I can't remember the first time that I heard the story of Orpheus and Eurydice, but it was sometime during my childhood, later to be repeated in High School Latin classes (of which I remember very little), but the first time that it really grabbed me was when I read Shade and Shadow by Sonya Taaffe, which is a modern retelling of the story and a brilliant one at that. It's available in her collection, Singing Innocence and Experience, and I can't recommend it highly enough.
I put together a slide show of imagery related to Orpheus and/or Eurydice which can be viewed here.
Orpheus was the son of Calliope, muse of epic poetry. While living on Parnassus, he drew the favor of the god, Apollo, who taught him to play the Lyre while his mother taught him to write verse. With such masterful teachers, Orpheus became a great musician with the striking ability to charm animals and other objects of nature, including the trees and stones. He was also an augur, foretelling the future via the patterns of birds in flight, and a patron of both Apollo and Dionysus.
Because of his skill, his presence was necessary on the journey of the Argonauts. When they passed near the Island of Sirenum Scopuli where the sirens lured sailors to their deaths with their voices, Orpheus played and sang so beautifully that he drowned out their deadly song with his own, and the sailors passed through unscathed.
Orpheus loved Eurydice with the passion of all great lovers, but like many love stories of antiquity, their romance was doomed to an early end.
One day, Eurydice was wandering with her companions, the nymphs, and a shepherd called Aristaeus made advances towards her. She fled and ran into a nest of poisonous snakes whose bite killed her instantly and carried her to the city of ghosts. Orpheus was overtaken with grief and sang songs of such sadness that all of the nymphs and the gods were driven to tears. They urged Orpheus to travel to the Underworld to appeal to Hades, and with the power of his music, Orpheus was able to soften the heart of the god of the underworld. Hades and Persephone agreed to return Eurydice to the surface under the condition that Orpheus not look back until they reached the open air.
In his anxiety, Orpheus did look back and Eurydice vanished, leaving Orpheus alone in eternal melancholy. He forsook all gods but Apollo, shunned the love of all women, and turned to the love of young boys. This angered the Thracian Maenads of Dionysus, and one morning, while he was singing and playing his lyre in a forest clearing, they attempted to murder him by casting javelins and stones. His music was so captivating that the wood and the stones would not obey, and they fell from the air before piercing Orpheus' flesh. This sent the Maenads into a wild frenzy, and they tore him to pieces, casting the ruins of his body and his Lyre into the Hebrus river where his song continued to play until his remains reached the shore of Lesbos.

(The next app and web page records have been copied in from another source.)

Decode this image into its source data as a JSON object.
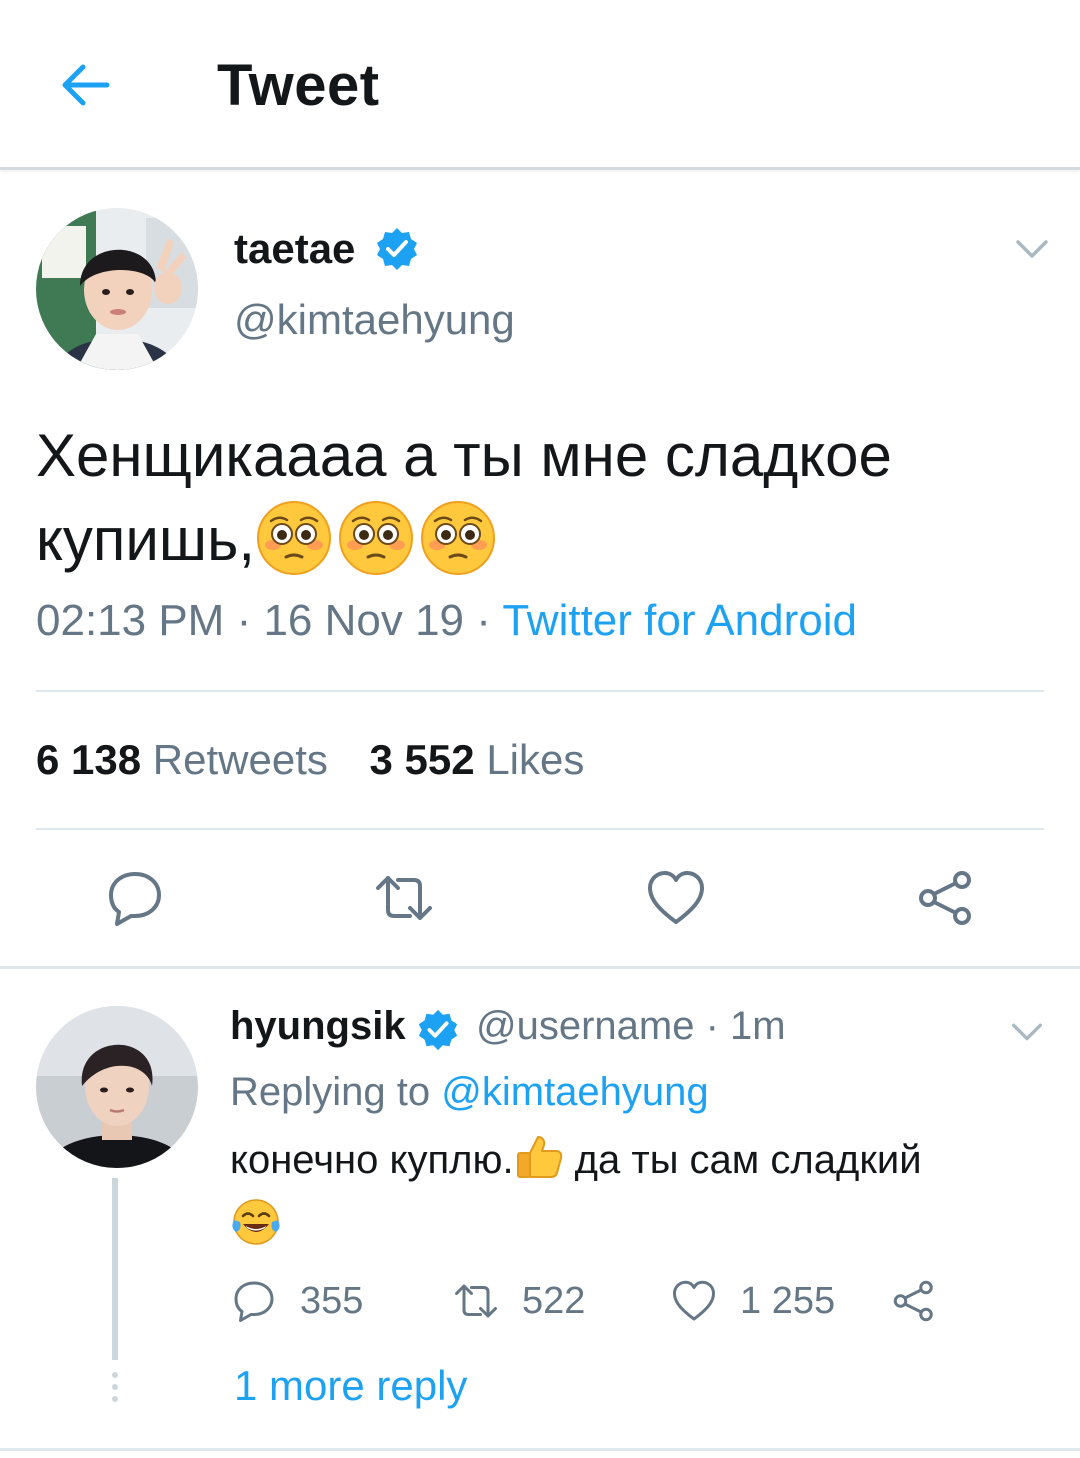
{
  "header": {
    "title": "Tweet",
    "back_icon": "arrow-left-icon",
    "accent": "#1da1f2"
  },
  "tweet": {
    "author_name": "taetae",
    "author_handle": "@kimtaehyung",
    "verified": true,
    "text_line1": "Хенщикаааа а ты мне сладкое",
    "text_line2": "купишь,",
    "emojis": [
      "flushed-pleading-face",
      "flushed-pleading-face",
      "flushed-pleading-face"
    ],
    "time": "02:13 PM",
    "date": "16 Nov 19",
    "separator": " · ",
    "source": "Twitter for Android",
    "retweets_count": "6 138",
    "retweets_label": "Retweets",
    "likes_count": "3 552",
    "likes_label": "Likes",
    "actions": [
      "reply-icon",
      "retweet-icon",
      "like-icon",
      "share-icon"
    ]
  },
  "reply": {
    "author_name": "hyungsik",
    "author_handle": "@username",
    "time": "1m",
    "meta_separator": " · ",
    "verified": true,
    "replying_prefix": "Replying to",
    "replying_to": "@kimtaehyung",
    "text_part1": "конечно куплю.",
    "text_part2": " да ты сам сладкий",
    "emojis": [
      "thumbs-up",
      "tears-of-joy"
    ],
    "reply_count": "355",
    "retweet_count": "522",
    "like_count": "1 255",
    "more_replies": "1 more reply"
  },
  "colors": {
    "text": "#14171a",
    "secondary": "#657786",
    "link": "#1da1f2",
    "divider": "#e1e8ed"
  }
}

There, the inhabitants buried his head and built a shrine in his honor. The remaining pieces of his body were gathered by the muses and buried at Libethra where the nightengales sing. His lyre was placed by the gods among the stars, and he was able to spend the rest of eternity with Eurydice in the city of ghosts.